Marco Melandri has raised concerns about his fitness ahead of the second World Superbike Championship round at Motorland Aragon after admitting his recovery from surgery hasn't been as swift as first anticipated.
The Italian came into the season opener having been suffering with a shoulder complaint for several months, but after persevering with the ailment at Phillip Island curtain raiser, he went under the knife between events with a view to being fully fit for the upcoming European rounds.
However, despite admitting he wouldn't be quite 100 per cent fit in time for the Spanish round, which gets underway on April 12th, BMW GoldBet Motorrad rider Melandri had hoped to be in a stronger position with his fitness and training by this stage.
Explaining the injury on his personal blog, Melandri says he has suffered 'intense pain' during his recovery and he is concerned he is not 'completely OK' after surgery.
“In November all my tendons were swollen, but we weren't sure about the presence of a shoulder micro-instability,” he wrote. “It took a long time to cure it, after that we worked out to find more stability, and actually the situation seemed to be getting better.
“At the gym I worked out quite normally, sometimes I had some strange painful stitch, but we thought it was due to the fact that the muscle just restarted to execute some of the movements I was doing… But once I arrived in Australia, I completely panicked!

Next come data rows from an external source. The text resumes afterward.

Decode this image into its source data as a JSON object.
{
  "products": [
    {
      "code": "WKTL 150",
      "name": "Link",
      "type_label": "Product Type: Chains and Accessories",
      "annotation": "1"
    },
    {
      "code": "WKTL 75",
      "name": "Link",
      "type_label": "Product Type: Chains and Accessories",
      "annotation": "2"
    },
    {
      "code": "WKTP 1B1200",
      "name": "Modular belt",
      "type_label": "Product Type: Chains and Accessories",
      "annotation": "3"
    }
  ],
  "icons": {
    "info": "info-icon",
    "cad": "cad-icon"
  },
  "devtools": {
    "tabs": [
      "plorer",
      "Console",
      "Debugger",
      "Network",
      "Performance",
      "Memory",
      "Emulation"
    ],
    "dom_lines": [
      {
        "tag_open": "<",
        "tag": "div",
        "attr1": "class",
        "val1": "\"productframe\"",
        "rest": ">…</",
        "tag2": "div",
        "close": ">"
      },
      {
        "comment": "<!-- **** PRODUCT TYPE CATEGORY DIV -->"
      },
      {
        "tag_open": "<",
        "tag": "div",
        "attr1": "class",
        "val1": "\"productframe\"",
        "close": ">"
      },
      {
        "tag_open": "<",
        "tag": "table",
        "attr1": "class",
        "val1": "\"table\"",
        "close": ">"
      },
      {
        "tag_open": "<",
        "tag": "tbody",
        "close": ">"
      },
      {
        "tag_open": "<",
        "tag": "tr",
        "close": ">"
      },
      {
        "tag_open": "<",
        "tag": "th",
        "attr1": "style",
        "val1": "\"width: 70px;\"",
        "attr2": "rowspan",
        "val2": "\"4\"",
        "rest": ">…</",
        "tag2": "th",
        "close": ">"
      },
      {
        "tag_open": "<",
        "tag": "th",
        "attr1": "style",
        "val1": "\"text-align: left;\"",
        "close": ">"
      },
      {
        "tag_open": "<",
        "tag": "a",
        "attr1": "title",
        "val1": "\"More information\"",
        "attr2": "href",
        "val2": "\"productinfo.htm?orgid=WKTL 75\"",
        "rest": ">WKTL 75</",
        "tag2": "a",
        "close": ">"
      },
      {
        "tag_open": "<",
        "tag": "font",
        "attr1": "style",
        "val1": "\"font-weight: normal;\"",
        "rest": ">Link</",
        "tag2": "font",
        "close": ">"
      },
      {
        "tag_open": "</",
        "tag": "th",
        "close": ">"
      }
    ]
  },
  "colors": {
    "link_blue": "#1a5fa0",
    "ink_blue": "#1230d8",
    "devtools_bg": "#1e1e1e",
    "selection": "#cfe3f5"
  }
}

“Every time I changed direction from right to left and relaxed the muscle, I felt an acute pain, but unexpectedly when I stopped at the box everything was ok.
“During the surgery it became clear why MRI and scans showed nothing: I had a serious arthrosis, in fact the bone instead of being smooth and homogeneous like a ping pong ball, seemed more woolly like a tennis ball. There where little bone fragments everywhere and in some points the woolly part created some adhesions with the nearest tissues.
“Doctors cleaned deeply the part in question and they smoothed at least 1 cm of my bone. Fortunately, tendons and ligaments were perfect, and also the part where I had the surgery in 2003 was ok.
“Honestly, I thought it would have been a fast recovery, to be ready to work out after two weeks… but it is not like that. For the first three weeks I felt a very intense pain on the top of my bone, today [25 Mar] it's been 23 days since the surgery and I tried to force a little bit more during the gym activity, but I still keep on feeling that painful sensation between the tendons of the head of the humerus.
“I should get back on the bike to run tests soon, so this week I should be able to work out…
I'm a little bit concerned, because I thought I would have been completely OK after the surgery.”
Despite the pain from his injury, title favourite Melandri was still able to notch up a podium at Phillip Island.